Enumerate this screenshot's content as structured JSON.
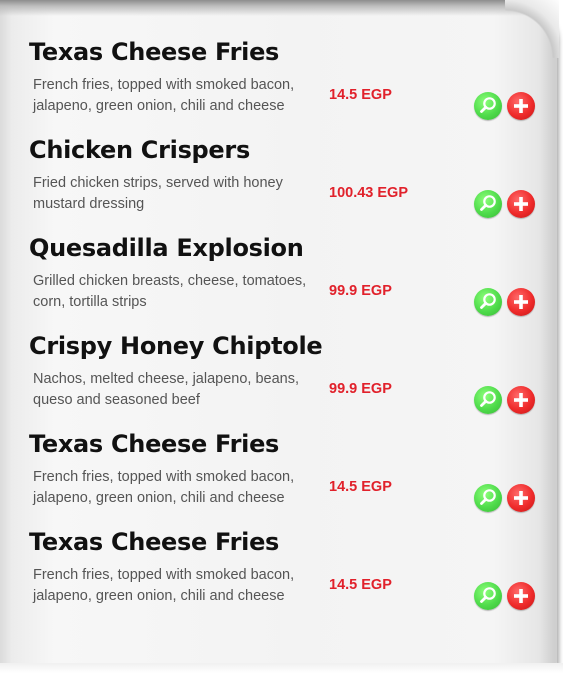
{
  "menu": {
    "items": [
      {
        "title": "Texas Cheese Fries",
        "description": "French fries, topped with smoked bacon, jalapeno, green onion, chili and cheese",
        "price": "14.5 EGP"
      },
      {
        "title": "Chicken Crispers",
        "description": "Fried chicken strips, served with honey mustard dressing",
        "price": "100.43 EGP"
      },
      {
        "title": "Quesadilla Explosion",
        "description": "Grilled chicken breasts, cheese, tomatoes, corn, tortilla strips",
        "price": "99.9 EGP"
      },
      {
        "title": "Crispy Honey Chiptole",
        "description": "Nachos, melted cheese, jalapeno, beans, queso and seasoned beef",
        "price": "99.9 EGP"
      },
      {
        "title": "Texas Cheese Fries",
        "description": "French fries, topped with smoked bacon, jalapeno, green onion, chili and cheese",
        "price": "14.5 EGP"
      },
      {
        "title": "Texas Cheese Fries",
        "description": "French fries, topped with smoked bacon, jalapeno, green onion, chili and cheese",
        "price": "14.5 EGP"
      }
    ],
    "icons": {
      "view": "magnifier-icon",
      "add": "plus-icon"
    },
    "colors": {
      "title": "#111111",
      "description": "#555555",
      "price": "#e1212b",
      "view_button": "#4fdb4b",
      "add_button": "#ef2b2b"
    }
  }
}
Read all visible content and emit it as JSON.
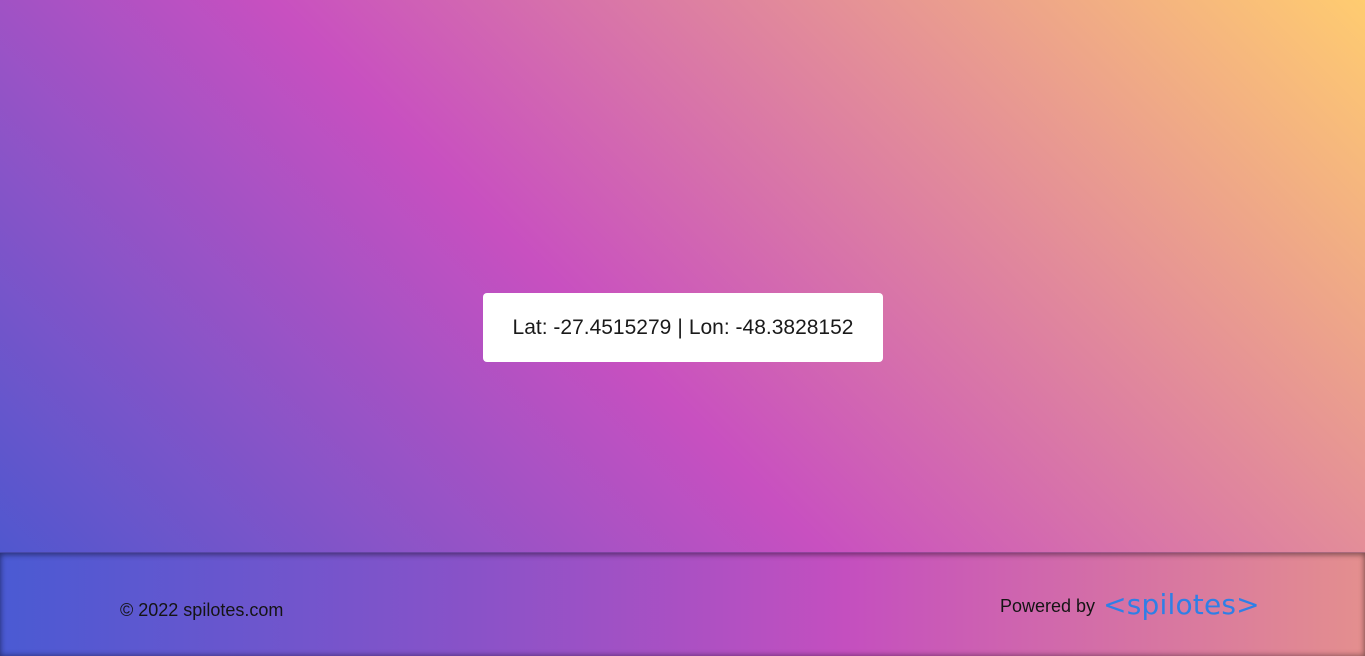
{
  "location": {
    "lat_label": "Lat:",
    "lat_value": "-27.4515279",
    "separator": "|",
    "lon_label": "Lon:",
    "lon_value": "-48.3828152"
  },
  "footer": {
    "copyright": "© 2022 spilotes.com",
    "powered_by": "Powered by",
    "brand": "<spilotes>"
  },
  "colors": {
    "gradient_start": "#4158d0",
    "gradient_mid": "#c850c0",
    "gradient_end": "#ffcc70",
    "brand": "#2f7fe6",
    "card_background": "#ffffff"
  }
}
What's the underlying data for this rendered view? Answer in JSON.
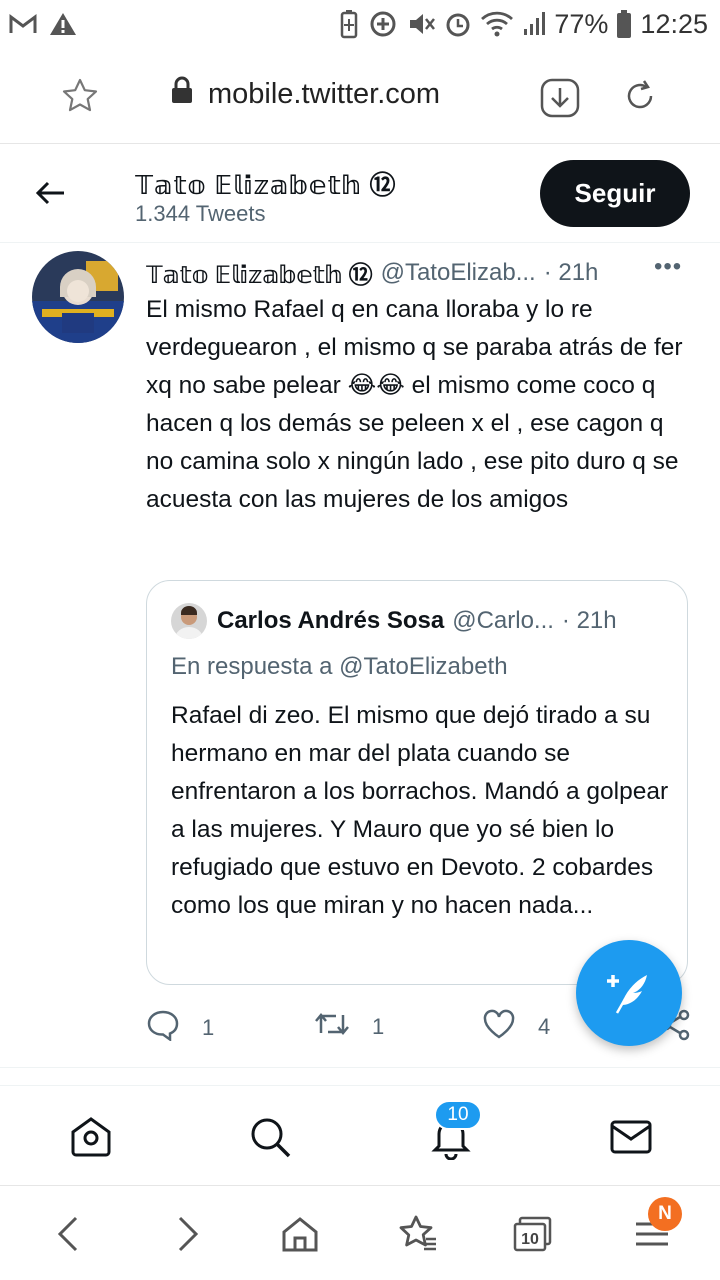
{
  "status_bar": {
    "battery": "77%",
    "time": "12:25"
  },
  "browser": {
    "url": "mobile.twitter.com",
    "tabs_count": "10",
    "menu_badge": "N"
  },
  "profile": {
    "name": "𝕋𝕒𝕥𝕠 𝔼𝕝𝕚𝕫𝕒𝕓𝕖𝕥𝕙 ⑫",
    "tweet_count": "1.344 Tweets",
    "follow_label": "Seguir"
  },
  "tweet": {
    "author_name": "𝕋𝕒𝕥𝕠 𝔼𝕝𝕚𝕫𝕒𝕓𝕖𝕥𝕙 ⑫",
    "handle": "@TatoElizab...",
    "time": "· 21h",
    "more": "•••",
    "text": "El mismo Rafael q en cana lloraba y lo re verdeguearon , el mismo q se paraba atrás de fer xq no sabe pelear 😂😂 el mismo come coco q hacen q los demás se peleen x el , ese cagon q no camina solo x ningún lado , ese pito duro q se acuesta con las mujeres de los amigos",
    "replies": "1",
    "retweets": "1",
    "likes": "4"
  },
  "quote": {
    "author_name": "Carlos Andrés Sosa",
    "handle": "@Carlo...",
    "time": "· 21h",
    "reply_prefix": "En respuesta a",
    "reply_to": "@TatoElizabeth",
    "text": "Rafael di zeo. El mismo que dejó tirado a su hermano en mar del plata cuando se enfrentaron a los borrachos. Mandó a golpear a las mujeres. Y Mauro que yo sé bien lo refugiado que estuvo en Devoto. 2 cobardes como los que miran y no hacen nada..."
  },
  "nav": {
    "notifications_badge": "10"
  },
  "colors": {
    "twitter_blue": "#1d9bf0",
    "text_primary": "#0f1419",
    "text_secondary": "#536471",
    "browser_badge": "#f36f21"
  }
}
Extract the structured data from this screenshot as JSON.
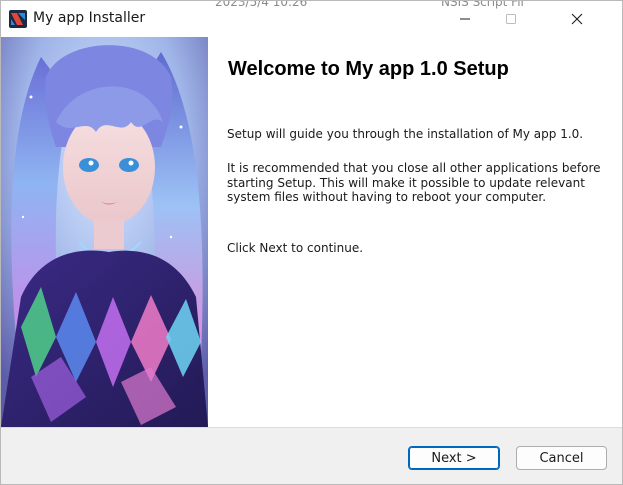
{
  "window": {
    "title": "My app Installer",
    "behind_text_left": "2023/5/4 10:26",
    "behind_text_right": "NSIS Script Fil"
  },
  "content": {
    "heading": "Welcome to My app 1.0 Setup",
    "paragraph1": "Setup will guide you through the installation of My app 1.0.",
    "paragraph2": "It is recommended that you close all other applications before starting Setup. This will make it possible to update relevant system files without having to reboot your computer.",
    "paragraph3": "Click Next to continue."
  },
  "buttons": {
    "next_label": "Next >",
    "cancel_label": "Cancel"
  },
  "icons": {
    "app": "nsis-installer-icon",
    "minimize": "minimize-icon",
    "maximize": "maximize-icon",
    "close": "close-icon"
  },
  "colors": {
    "accent": "#0067c0",
    "footer_bg": "#f0f0f0"
  }
}
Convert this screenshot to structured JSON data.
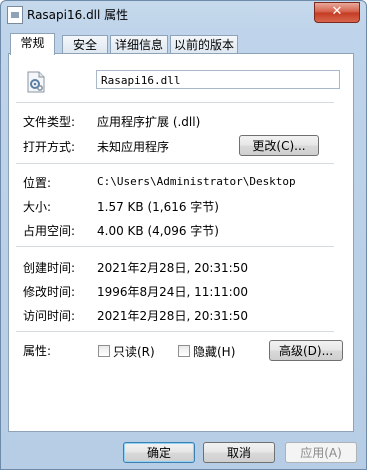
{
  "window": {
    "title": "Rasapi16.dll 属性",
    "close_glyph": "✕"
  },
  "tabs": [
    {
      "label": "常规",
      "active": true
    },
    {
      "label": "安全",
      "active": false
    },
    {
      "label": "详细信息",
      "active": false
    },
    {
      "label": "以前的版本",
      "active": false
    }
  ],
  "general": {
    "file_name": "Rasapi16.dll",
    "file_type_label": "文件类型:",
    "file_type_value": "应用程序扩展 (.dll)",
    "opens_with_label": "打开方式:",
    "opens_with_value": "未知应用程序",
    "change_button": "更改(C)...",
    "location_label": "位置:",
    "location_value": "C:\\Users\\Administrator\\Desktop",
    "size_label": "大小:",
    "size_value": "1.57 KB (1,616 字节)",
    "size_on_disk_label": "占用空间:",
    "size_on_disk_value": "4.00 KB (4,096 字节)",
    "created_label": "创建时间:",
    "created_value": "2021年2月28日, 20:31:50",
    "modified_label": "修改时间:",
    "modified_value": "1996年8月24日, 11:11:00",
    "accessed_label": "访问时间:",
    "accessed_value": "2021年2月28日, 20:31:50",
    "attributes_label": "属性:",
    "readonly_label": "只读(R)",
    "readonly_checked": false,
    "hidden_label": "隐藏(H)",
    "hidden_checked": false,
    "advanced_button": "高级(D)..."
  },
  "footer": {
    "ok_button": "确定",
    "cancel_button": "取消",
    "apply_button": "应用(A)"
  }
}
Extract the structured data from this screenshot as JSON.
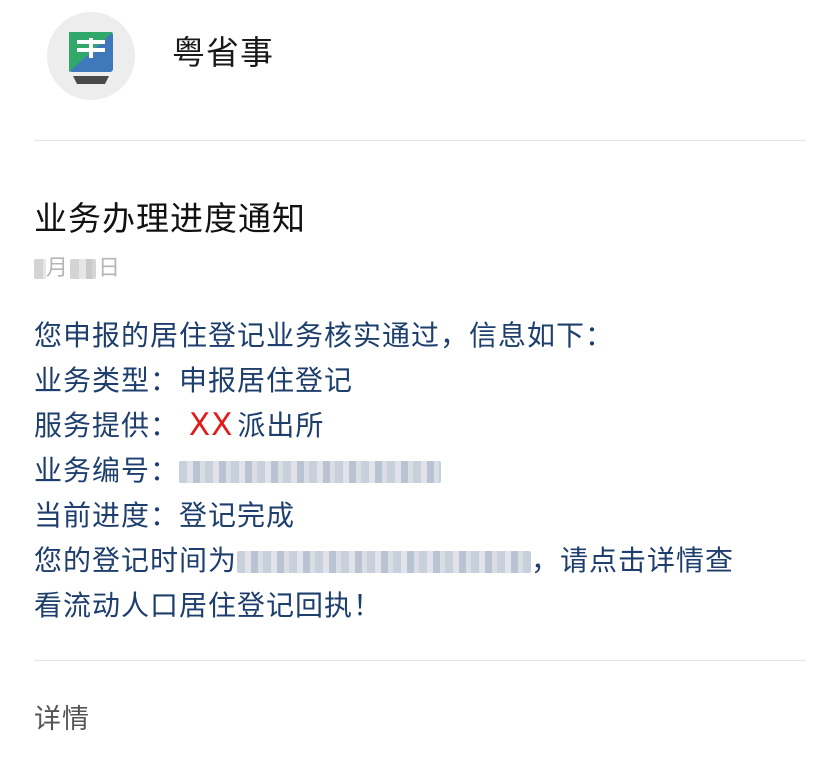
{
  "app": {
    "name": "粤省事",
    "icon": "yue-logo-icon",
    "icon_letter": "粤"
  },
  "message": {
    "title": "业务办理进度通知",
    "date_fragments": [
      "月",
      "日"
    ],
    "intro": "您申报的居住登记业务核实通过，信息如下：",
    "business_type_label": "业务类型：",
    "business_type_value": "申报居住登记",
    "service_label": "服务提供：",
    "service_prefix": "XX",
    "service_value": "派出所",
    "business_no_label": "业务编号：",
    "progress_label": "当前进度：",
    "progress_value": "登记完成",
    "time_prefix": "您的登记时间为",
    "time_suffix": "，请点击详情查",
    "closing": "看流动人口居住登记回执！"
  },
  "footer": {
    "detail_label": "详情"
  },
  "colors": {
    "body_text": "#1e3f6e",
    "highlight": "#e21b1b",
    "logo_green": "#2fa86a",
    "logo_blue": "#2b6bb5"
  }
}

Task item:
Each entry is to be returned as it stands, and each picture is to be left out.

Solution:
Enumerate this screenshot's content as structured JSON.
{
  "menu": {
    "items": [
      {
        "title": "Texas Cheese Fries",
        "description": "French fries, topped with smoked bacon, jalapeno, green onion, chili and cheese",
        "price": "14.5 EGP"
      },
      {
        "title": "Chicken Crispers",
        "description": "Fried chicken strips, served with honey mustard dressing",
        "price": "100.43 EGP"
      },
      {
        "title": "Quesadilla Explosion",
        "description": "Grilled chicken breasts, cheese, tomatoes, corn, tortilla strips",
        "price": "99.9 EGP"
      },
      {
        "title": "Crispy Honey Chiptole",
        "description": "Nachos, melted cheese, jalapeno, beans, queso and seasoned beef",
        "price": "99.9 EGP"
      },
      {
        "title": "Texas Cheese Fries",
        "description": "French fries, topped with smoked bacon, jalapeno, green onion, chili and cheese",
        "price": "14.5 EGP"
      },
      {
        "title": "Texas Cheese Fries",
        "description": "French fries, topped with smoked bacon, jalapeno, green onion, chili and cheese",
        "price": "14.5 EGP"
      }
    ],
    "icons": {
      "view": "magnifier-icon",
      "add": "plus-icon"
    },
    "colors": {
      "title": "#111111",
      "description": "#555555",
      "price": "#e1212b",
      "view_button": "#4fdb4b",
      "add_button": "#ef2b2b"
    }
  }
}
Read all visible content and emit it as JSON.
{
  "location": {
    "lat_label": "Lat:",
    "lat_value": "-27.4515279",
    "separator": "|",
    "lon_label": "Lon:",
    "lon_value": "-48.3828152"
  },
  "footer": {
    "copyright": "© 2022 spilotes.com",
    "powered_by": "Powered by",
    "brand": "<spilotes>"
  },
  "colors": {
    "gradient_start": "#4158d0",
    "gradient_mid": "#c850c0",
    "gradient_end": "#ffcc70",
    "brand": "#2f7fe6",
    "card_background": "#ffffff"
  }
}
What's the underlying data for this rendered view? Answer in JSON.
{
  "status_bar": {
    "battery": "77%",
    "time": "12:25"
  },
  "browser": {
    "url": "mobile.twitter.com",
    "tabs_count": "10",
    "menu_badge": "N"
  },
  "profile": {
    "name": "𝕋𝕒𝕥𝕠 𝔼𝕝𝕚𝕫𝕒𝕓𝕖𝕥𝕙 ⑫",
    "tweet_count": "1.344 Tweets",
    "follow_label": "Seguir"
  },
  "tweet": {
    "author_name": "𝕋𝕒𝕥𝕠 𝔼𝕝𝕚𝕫𝕒𝕓𝕖𝕥𝕙 ⑫",
    "handle": "@TatoElizab...",
    "time": "· 21h",
    "more": "•••",
    "text": "El mismo Rafael q en cana lloraba y lo re verdeguearon , el mismo q se paraba atrás de fer xq no sabe pelear 😂😂 el mismo come coco q hacen q los demás se peleen x el , ese cagon q no camina solo x ningún lado , ese pito duro q se acuesta con las mujeres de los amigos",
    "replies": "1",
    "retweets": "1",
    "likes": "4"
  },
  "quote": {
    "author_name": "Carlos Andrés Sosa",
    "handle": "@Carlo...",
    "time": "· 21h",
    "reply_prefix": "En respuesta a",
    "reply_to": "@TatoElizabeth",
    "text": "Rafael di zeo. El mismo que dejó tirado a su hermano en mar del plata cuando se enfrentaron a los borrachos. Mandó a golpear a las mujeres. Y Mauro que yo sé bien lo refugiado que estuvo en Devoto. 2 cobardes como los que miran y no hacen nada..."
  },
  "nav": {
    "notifications_badge": "10"
  },
  "colors": {
    "twitter_blue": "#1d9bf0",
    "text_primary": "#0f1419",
    "text_secondary": "#536471",
    "browser_badge": "#f36f21"
  }
}
Extract the structured data from this screenshot as JSON.
{
  "window": {
    "title": "My app Installer",
    "behind_text_left": "2023/5/4 10:26",
    "behind_text_right": "NSIS Script Fil"
  },
  "content": {
    "heading": "Welcome to My app 1.0 Setup",
    "paragraph1": "Setup will guide you through the installation of My app 1.0.",
    "paragraph2": "It is recommended that you close all other applications before starting Setup. This will make it possible to update relevant system files without having to reboot your computer.",
    "paragraph3": "Click Next to continue."
  },
  "buttons": {
    "next_label": "Next >",
    "cancel_label": "Cancel"
  },
  "icons": {
    "app": "nsis-installer-icon",
    "minimize": "minimize-icon",
    "maximize": "maximize-icon",
    "close": "close-icon"
  },
  "colors": {
    "accent": "#0067c0",
    "footer_bg": "#f0f0f0"
  }
}
Convert this screenshot to structured JSON data.
{
  "window": {
    "title": "Rasapi16.dll 属性",
    "close_glyph": "✕"
  },
  "tabs": [
    {
      "label": "常规",
      "active": true
    },
    {
      "label": "安全",
      "active": false
    },
    {
      "label": "详细信息",
      "active": false
    },
    {
      "label": "以前的版本",
      "active": false
    }
  ],
  "general": {
    "file_name": "Rasapi16.dll",
    "file_type_label": "文件类型:",
    "file_type_value": "应用程序扩展 (.dll)",
    "opens_with_label": "打开方式:",
    "opens_with_value": "未知应用程序",
    "change_button": "更改(C)...",
    "location_label": "位置:",
    "location_value": "C:\\Users\\Administrator\\Desktop",
    "size_label": "大小:",
    "size_value": "1.57 KB (1,616 字节)",
    "size_on_disk_label": "占用空间:",
    "size_on_disk_value": "4.00 KB (4,096 字节)",
    "created_label": "创建时间:",
    "created_value": "2021年2月28日, 20:31:50",
    "modified_label": "修改时间:",
    "modified_value": "1996年8月24日, 11:11:00",
    "accessed_label": "访问时间:",
    "accessed_value": "2021年2月28日, 20:31:50",
    "attributes_label": "属性:",
    "readonly_label": "只读(R)",
    "readonly_checked": false,
    "hidden_label": "隐藏(H)",
    "hidden_checked": false,
    "advanced_button": "高级(D)..."
  },
  "footer": {
    "ok_button": "确定",
    "cancel_button": "取消",
    "apply_button": "应用(A)"
  }
}
Extract the structured data from this screenshot as JSON.
{
  "app": {
    "name": "粤省事",
    "icon": "yue-logo-icon",
    "icon_letter": "粤"
  },
  "message": {
    "title": "业务办理进度通知",
    "date_fragments": [
      "月",
      "日"
    ],
    "intro": "您申报的居住登记业务核实通过，信息如下：",
    "business_type_label": "业务类型：",
    "business_type_value": "申报居住登记",
    "service_label": "服务提供：",
    "service_prefix": "XX",
    "service_value": "派出所",
    "business_no_label": "业务编号：",
    "progress_label": "当前进度：",
    "progress_value": "登记完成",
    "time_prefix": "您的登记时间为",
    "time_suffix": "，请点击详情查",
    "closing": "看流动人口居住登记回执！"
  },
  "footer": {
    "detail_label": "详情"
  },
  "colors": {
    "body_text": "#1e3f6e",
    "highlight": "#e21b1b",
    "logo_green": "#2fa86a",
    "logo_blue": "#2b6bb5"
  }
}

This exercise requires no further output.